Directions for this task:
Which lines below contain the word "icon"? Copy each of them.

◆ ◆ ◆ ◆

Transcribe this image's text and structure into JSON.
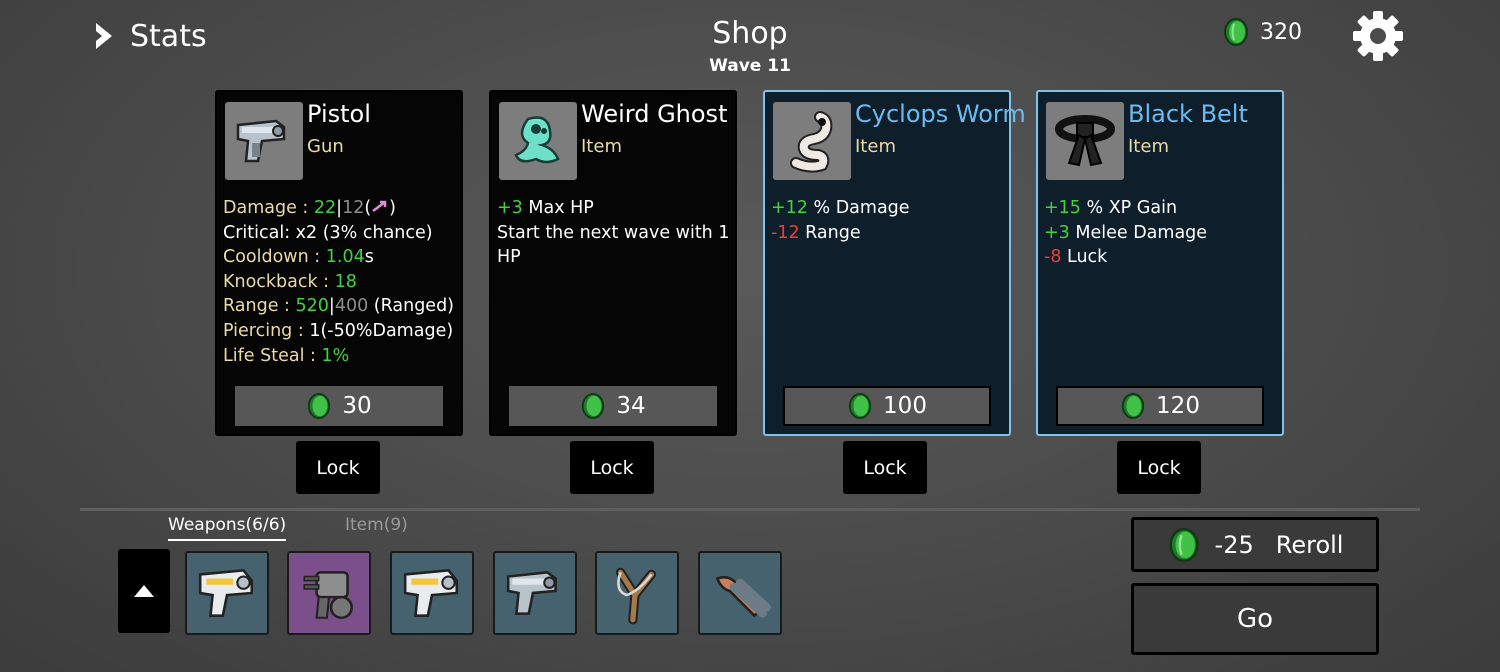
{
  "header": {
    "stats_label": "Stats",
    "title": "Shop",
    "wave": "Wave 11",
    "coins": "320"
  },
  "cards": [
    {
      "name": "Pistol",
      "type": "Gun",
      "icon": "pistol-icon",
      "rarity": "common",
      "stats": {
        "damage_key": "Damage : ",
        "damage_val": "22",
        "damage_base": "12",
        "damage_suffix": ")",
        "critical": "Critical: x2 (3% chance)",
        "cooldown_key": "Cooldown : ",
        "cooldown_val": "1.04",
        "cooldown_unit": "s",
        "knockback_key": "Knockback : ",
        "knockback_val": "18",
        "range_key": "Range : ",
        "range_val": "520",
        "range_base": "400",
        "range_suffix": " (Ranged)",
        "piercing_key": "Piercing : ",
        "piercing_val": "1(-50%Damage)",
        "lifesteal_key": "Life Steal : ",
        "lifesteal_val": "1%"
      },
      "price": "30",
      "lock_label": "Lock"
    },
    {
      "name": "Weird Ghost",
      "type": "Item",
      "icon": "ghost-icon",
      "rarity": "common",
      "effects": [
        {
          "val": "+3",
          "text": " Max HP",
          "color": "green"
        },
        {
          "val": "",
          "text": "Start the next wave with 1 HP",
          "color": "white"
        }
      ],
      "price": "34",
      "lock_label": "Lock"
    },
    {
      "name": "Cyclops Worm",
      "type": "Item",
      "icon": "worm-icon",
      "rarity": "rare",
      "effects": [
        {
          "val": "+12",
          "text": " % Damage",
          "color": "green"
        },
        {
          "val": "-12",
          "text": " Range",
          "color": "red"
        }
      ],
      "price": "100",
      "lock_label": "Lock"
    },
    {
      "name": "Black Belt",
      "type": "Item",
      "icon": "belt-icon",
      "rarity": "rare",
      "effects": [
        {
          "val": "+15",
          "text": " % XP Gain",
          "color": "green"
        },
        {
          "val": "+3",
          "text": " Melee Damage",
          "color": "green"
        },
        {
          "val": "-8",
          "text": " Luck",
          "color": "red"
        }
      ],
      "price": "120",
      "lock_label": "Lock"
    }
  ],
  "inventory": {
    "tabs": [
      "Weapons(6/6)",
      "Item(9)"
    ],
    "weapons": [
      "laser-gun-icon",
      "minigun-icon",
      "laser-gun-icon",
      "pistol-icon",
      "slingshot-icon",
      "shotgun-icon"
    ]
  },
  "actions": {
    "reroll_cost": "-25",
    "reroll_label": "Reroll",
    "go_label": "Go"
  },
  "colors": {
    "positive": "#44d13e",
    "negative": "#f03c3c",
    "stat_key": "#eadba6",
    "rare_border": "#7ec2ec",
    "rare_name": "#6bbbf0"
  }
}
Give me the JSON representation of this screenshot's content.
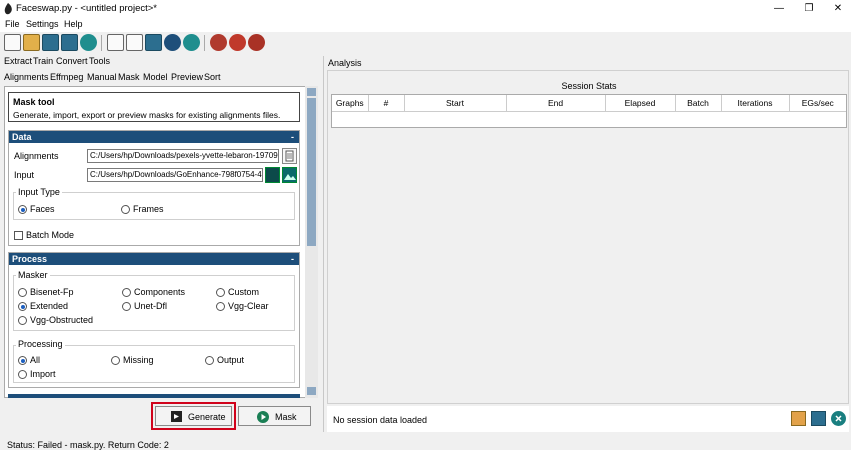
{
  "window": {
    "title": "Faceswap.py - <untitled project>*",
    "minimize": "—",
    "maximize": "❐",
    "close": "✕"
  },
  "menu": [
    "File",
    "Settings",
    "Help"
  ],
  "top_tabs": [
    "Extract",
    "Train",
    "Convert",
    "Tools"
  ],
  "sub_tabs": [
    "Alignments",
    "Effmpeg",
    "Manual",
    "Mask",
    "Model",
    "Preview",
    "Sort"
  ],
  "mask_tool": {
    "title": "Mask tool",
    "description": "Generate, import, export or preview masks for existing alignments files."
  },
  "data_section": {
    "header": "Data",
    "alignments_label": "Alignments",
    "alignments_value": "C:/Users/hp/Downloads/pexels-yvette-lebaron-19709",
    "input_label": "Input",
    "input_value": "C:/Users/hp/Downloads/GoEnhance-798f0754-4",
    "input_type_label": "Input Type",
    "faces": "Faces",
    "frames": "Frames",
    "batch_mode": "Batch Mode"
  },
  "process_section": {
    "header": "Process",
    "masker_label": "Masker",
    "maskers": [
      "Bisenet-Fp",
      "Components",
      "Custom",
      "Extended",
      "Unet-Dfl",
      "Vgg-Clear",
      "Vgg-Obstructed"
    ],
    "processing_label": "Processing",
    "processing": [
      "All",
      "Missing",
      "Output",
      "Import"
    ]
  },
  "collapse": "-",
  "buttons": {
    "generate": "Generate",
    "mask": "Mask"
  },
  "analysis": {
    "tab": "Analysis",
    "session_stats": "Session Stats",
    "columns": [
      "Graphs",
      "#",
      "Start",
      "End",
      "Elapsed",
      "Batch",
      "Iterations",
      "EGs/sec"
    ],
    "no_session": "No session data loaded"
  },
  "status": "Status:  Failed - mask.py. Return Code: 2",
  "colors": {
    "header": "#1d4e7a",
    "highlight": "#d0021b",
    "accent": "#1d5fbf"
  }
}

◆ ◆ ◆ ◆

Response to this task:
      "icon": "pistol-icon",
      "icon": "ghost-icon",
      "icon": "worm-icon",
      "icon": "belt-icon",
      "laser-gun-icon",
      "minigun-icon",
      "laser-gun-icon",
      "pistol-icon",
      "slingshot-icon",
      "shotgun-icon"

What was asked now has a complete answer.